  • frogmorton
    frogmorton Member Posts: 28,872
    edited 30. Nov -1, 00:00
    Poor you tricity :(

    Such a shock especially with a wee baby too!

    There are lots of things you can try from wheat-bags to ice and tens machines to hydrotherapy. Has anyone referred you to physio?

    As far as pain relief is concerned there are lots of options there too ideally your GP will prescribe an anti-inflammatory and a pain-killer. Trial and error is the way forwards with these as some can make some people woozy or constipated etc :?

    You might benefit from seeing an occupational therapist too so you can get anything which might make life easier at home - even for lifting your little-one/preparing food for him/her.
    I can also recommend from personal experience going on one of Arthritis-care's courses 'managing your long-term condition'


    The other good thing to do is talk about it - this is an ideal place as we all understand and get informed from reliable sources such as arthritis-care

    Please join in on the forums - everyone will make you welcome


    Toni xxx
  • dreamdaisy
    dreamdaisy Member Posts: 31,520
    edited 30. Nov -1, 00:00
    Hello, it's nice to meet you but I am sorry that you have had to find us. None of those questions are silly, they are the ones that everyone asks when they are first officially diagnosed and they are reasonable ones too. They are, however, unanswerable, because each and every one of us is different in how and where we are affected.

    I began with an auto-immune arthritis when I was 37 (in 1997) and OA rocked up from 2010 onwards due to the joint damage caused by that. Of the two I far prefer the OA because it's far more 'honest' in how it affects me and dealing with it is fairly straightforward - it's a matter of the right sort of exercise, pain relief, heat and rest. It's sad but true that we have to wait until the damage has reached a certain point before replacements are offered. How has your GP been managing things for you up until now? I assume it was he who referred you the orthopaedic consultant.

    One of the better aspects of OA is that if you have it in the right place then joint replacement can sort things out very well indeed. We have a lady on here who had both knees done at the same time and is now leading life as it can be lived but the majority of us on here are not in that luxurious position (and never will be). We do understand, however, the tiredness and frustration that these conditions bring - you are talking to the initiated.
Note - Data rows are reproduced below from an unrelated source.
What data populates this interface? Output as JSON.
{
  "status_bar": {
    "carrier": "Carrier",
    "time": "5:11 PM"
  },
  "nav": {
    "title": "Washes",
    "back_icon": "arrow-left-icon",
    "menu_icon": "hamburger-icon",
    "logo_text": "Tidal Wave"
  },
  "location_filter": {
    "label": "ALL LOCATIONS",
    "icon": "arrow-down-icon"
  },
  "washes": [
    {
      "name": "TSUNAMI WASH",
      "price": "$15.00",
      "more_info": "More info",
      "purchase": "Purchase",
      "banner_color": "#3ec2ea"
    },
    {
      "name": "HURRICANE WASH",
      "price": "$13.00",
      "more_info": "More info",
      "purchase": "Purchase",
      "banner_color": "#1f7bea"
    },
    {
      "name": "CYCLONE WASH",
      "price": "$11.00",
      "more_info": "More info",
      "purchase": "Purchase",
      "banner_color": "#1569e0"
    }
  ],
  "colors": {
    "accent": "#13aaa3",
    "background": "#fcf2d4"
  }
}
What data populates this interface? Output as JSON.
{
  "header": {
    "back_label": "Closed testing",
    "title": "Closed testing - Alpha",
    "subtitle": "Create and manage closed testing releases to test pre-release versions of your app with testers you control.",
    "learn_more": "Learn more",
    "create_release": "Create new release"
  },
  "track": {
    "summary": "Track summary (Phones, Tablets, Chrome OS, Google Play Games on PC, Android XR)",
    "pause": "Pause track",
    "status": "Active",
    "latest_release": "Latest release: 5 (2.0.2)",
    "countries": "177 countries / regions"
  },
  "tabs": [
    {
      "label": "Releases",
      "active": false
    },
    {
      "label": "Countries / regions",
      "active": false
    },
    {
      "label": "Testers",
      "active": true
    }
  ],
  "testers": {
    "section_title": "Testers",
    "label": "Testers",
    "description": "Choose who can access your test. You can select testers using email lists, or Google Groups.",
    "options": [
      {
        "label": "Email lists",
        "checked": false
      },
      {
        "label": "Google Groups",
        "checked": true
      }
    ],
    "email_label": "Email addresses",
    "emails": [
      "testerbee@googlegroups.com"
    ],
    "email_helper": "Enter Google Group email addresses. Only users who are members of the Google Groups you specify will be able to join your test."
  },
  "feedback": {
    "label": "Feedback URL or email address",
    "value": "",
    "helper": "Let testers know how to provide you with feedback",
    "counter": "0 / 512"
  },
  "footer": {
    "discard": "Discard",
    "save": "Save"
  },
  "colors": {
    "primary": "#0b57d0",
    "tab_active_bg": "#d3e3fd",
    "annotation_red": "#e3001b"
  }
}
I wish you well. DD
    Have you got the despatches? No, I always walk like this. Eddie Braben
  • Gwynedd
    Gwynedd Member Posts: 32
    edited 30. Nov -1, 00:00
    Hi Tricity,
    I'm sorry to hear you've needed this forum, I'm new to the forum but I can say that the help,advice and support that you'll receive here is brilliant. It has helped me to know that I'm not alone, especially when family and friends don't seem to understand.
    I hope you get your pain management sorted out soon with the much needed support.
    Make hay while the sunshines
  • barbara12
    barbara12 Member Posts: 21,280
    edited 30. Nov -1, 00:00
    Hello tricity
    And welcome to the forum ,
    At 65 I am much older ,and count myself lucky I got to my late 50s before arthritis came along, I would ask to see a rheumatologist to see why your joints are so bad it does sound like you could be deficient in something..Ie Vit D....I do feel for you being so young and with a child to look after..hopefully you can get some proper help very soon ..meanwhile talking to us can help a lot..